WORK ITEM =>
From the data that follows, report the number of lines including "测试文章", and only that number.

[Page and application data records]
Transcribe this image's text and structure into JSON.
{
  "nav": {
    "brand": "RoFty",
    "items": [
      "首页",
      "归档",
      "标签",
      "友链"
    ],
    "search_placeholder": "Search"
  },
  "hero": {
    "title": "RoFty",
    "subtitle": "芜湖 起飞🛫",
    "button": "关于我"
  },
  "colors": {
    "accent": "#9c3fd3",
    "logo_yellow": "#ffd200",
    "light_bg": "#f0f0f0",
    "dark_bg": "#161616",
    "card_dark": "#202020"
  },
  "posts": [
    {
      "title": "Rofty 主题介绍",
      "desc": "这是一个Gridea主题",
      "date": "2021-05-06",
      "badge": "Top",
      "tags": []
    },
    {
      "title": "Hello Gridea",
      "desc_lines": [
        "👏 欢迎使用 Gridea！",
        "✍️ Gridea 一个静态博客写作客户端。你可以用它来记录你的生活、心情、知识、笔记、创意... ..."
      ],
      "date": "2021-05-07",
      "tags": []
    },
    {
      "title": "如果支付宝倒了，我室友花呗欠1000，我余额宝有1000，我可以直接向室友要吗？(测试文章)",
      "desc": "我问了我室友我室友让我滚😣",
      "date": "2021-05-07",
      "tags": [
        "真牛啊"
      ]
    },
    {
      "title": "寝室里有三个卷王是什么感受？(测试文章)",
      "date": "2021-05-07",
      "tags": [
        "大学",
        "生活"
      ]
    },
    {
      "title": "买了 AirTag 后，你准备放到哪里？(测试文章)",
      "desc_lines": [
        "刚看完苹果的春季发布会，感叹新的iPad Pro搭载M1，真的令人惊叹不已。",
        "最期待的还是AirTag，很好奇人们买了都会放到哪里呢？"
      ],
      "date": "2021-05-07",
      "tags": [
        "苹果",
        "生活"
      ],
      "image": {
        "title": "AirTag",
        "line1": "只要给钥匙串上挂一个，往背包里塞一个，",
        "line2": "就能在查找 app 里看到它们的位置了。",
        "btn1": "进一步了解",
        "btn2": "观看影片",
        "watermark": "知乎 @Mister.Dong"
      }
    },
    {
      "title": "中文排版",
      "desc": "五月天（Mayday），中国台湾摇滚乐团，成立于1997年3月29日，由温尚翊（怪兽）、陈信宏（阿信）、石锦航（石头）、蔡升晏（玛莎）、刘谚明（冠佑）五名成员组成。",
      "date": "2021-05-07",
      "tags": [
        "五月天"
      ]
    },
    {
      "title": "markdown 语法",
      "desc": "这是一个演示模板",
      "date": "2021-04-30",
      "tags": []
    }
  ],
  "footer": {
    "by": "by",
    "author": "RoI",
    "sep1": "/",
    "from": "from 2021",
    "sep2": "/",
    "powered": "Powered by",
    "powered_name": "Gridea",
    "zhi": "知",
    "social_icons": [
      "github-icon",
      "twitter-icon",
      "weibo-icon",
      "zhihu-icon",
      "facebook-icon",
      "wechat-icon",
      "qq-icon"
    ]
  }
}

RESULT OF THE TASK =>
3